Source material ->
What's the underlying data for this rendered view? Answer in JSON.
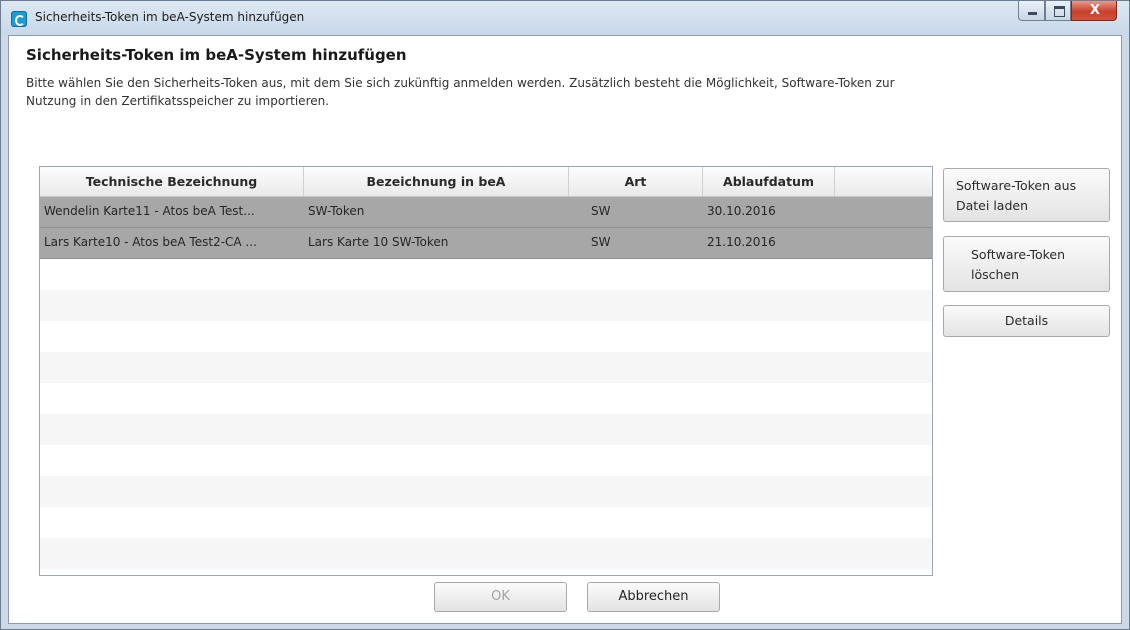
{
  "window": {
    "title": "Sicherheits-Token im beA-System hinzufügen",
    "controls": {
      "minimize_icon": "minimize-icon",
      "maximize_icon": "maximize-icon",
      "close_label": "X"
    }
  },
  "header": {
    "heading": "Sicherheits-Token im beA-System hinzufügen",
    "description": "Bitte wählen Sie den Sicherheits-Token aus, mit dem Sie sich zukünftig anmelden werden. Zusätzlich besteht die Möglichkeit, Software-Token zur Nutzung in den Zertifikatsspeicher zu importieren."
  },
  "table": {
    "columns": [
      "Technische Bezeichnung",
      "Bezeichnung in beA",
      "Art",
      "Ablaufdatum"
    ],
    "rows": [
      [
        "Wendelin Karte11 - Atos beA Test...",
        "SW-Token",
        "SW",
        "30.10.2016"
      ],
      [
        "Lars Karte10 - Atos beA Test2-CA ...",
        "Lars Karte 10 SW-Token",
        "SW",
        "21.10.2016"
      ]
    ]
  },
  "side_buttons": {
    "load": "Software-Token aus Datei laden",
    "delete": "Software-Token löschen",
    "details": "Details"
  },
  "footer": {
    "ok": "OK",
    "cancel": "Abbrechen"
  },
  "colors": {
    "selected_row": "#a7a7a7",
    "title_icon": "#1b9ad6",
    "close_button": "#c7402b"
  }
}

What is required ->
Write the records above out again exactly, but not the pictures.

Completed exercise ->
What's the underlying data for this rendered view? Answer in JSON.
{
  "window": {
    "title": "Sicherheits-Token im beA-System hinzufügen",
    "controls": {
      "minimize_icon": "minimize-icon",
      "maximize_icon": "maximize-icon",
      "close_label": "X"
    }
  },
  "header": {
    "heading": "Sicherheits-Token im beA-System hinzufügen",
    "description": "Bitte wählen Sie den Sicherheits-Token aus, mit dem Sie sich zukünftig anmelden werden. Zusätzlich besteht die Möglichkeit, Software-Token zur Nutzung in den Zertifikatsspeicher zu importieren."
  },
  "table": {
    "columns": [
      "Technische Bezeichnung",
      "Bezeichnung in beA",
      "Art",
      "Ablaufdatum"
    ],
    "rows": [
      [
        "Wendelin Karte11 - Atos beA Test...",
        "SW-Token",
        "SW",
        "30.10.2016"
      ],
      [
        "Lars Karte10 - Atos beA Test2-CA ...",
        "Lars Karte 10 SW-Token",
        "SW",
        "21.10.2016"
      ]
    ]
  },
  "side_buttons": {
    "load": "Software-Token aus Datei laden",
    "delete": "Software-Token löschen",
    "details": "Details"
  },
  "footer": {
    "ok": "OK",
    "cancel": "Abbrechen"
  },
  "colors": {
    "selected_row": "#a7a7a7",
    "title_icon": "#1b9ad6",
    "close_button": "#c7402b"
  }
}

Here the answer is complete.